As the news about the massacre in Christchurch unfolded on March 15, I suffered. I spent five of my eight years in the NZ Army living in Christchurch and used to regularly run past the Al Noor Mosque on Deans Avenue in Riccarton. One of the things I struggle to contemplate is the sheer number of people whose lives have been adversely affected by the death of 50 people. “Lord, how could this happen in such a beautiful and peaceful city” I prayed?
These are confusing times for many people who have faith. Only five days before Christchurch, we had the terrible news of the Ethiopian plane crash which killed all 157 passengers – and of course, we remember the anger and/or confusion we felt at the news of Cardinal Pell’s conviction four weeks ago. Where the hell is God in all this violence, loss of life, anger and confusion – and how are we supposed to respond? While there are no clear answers to these questions, Jesus is unequivocally clear in today’s Gospel in how not to respond.
Some people approached Jesus and suggested that some Galileans who suffered at the hands of Pilate were being punished by God as a consequence of their sin. While he says that their sinfulness had nothing to do with it, he challenges them to be vigilant of their own sinfulness – a great Lenten exercise. Jesus then cites contemporary news that may resonate more with us: the tower of Siloam – probably a tower under construction to form part of the defences of Jerusalem – had crumbled and killed 18 people. “Do you suppose that they were more guilty than all the people living in Jerusalem?” he asks. Jesus’ message is that suffering happens in the world but it’s never as a result of God’s intervention.

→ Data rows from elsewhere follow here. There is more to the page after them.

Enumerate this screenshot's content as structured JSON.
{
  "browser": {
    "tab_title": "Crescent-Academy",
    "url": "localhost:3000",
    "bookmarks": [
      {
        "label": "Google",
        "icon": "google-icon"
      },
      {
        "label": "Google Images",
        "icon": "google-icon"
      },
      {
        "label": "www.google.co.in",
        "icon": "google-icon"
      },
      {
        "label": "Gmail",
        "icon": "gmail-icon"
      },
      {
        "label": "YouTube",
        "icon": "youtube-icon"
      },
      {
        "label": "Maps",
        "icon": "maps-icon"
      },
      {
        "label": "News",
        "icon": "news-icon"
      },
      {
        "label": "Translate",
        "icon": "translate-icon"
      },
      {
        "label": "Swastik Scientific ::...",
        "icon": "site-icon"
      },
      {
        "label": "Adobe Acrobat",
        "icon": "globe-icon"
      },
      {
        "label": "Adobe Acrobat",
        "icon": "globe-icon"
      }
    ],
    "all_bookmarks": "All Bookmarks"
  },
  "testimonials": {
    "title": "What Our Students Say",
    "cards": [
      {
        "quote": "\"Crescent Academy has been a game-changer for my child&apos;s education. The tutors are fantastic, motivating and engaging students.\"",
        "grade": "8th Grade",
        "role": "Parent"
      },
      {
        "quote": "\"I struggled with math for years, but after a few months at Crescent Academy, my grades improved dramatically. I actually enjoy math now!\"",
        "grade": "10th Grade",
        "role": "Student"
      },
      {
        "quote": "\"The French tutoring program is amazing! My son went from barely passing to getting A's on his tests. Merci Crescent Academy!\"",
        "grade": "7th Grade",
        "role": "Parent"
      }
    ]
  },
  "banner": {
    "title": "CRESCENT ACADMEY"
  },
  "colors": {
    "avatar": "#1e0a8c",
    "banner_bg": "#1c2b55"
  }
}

In the Book of Job, Job questions God as to why he’s suffering but he eventually comes to the realisation that he was trying to comprehend something that was far beyond his human capacity. While it may seem anticlimactic, the Book of Job ends with Job’s realisation that there are simply no answers to many of the big questions in life.
Deacon Joshua Whitehead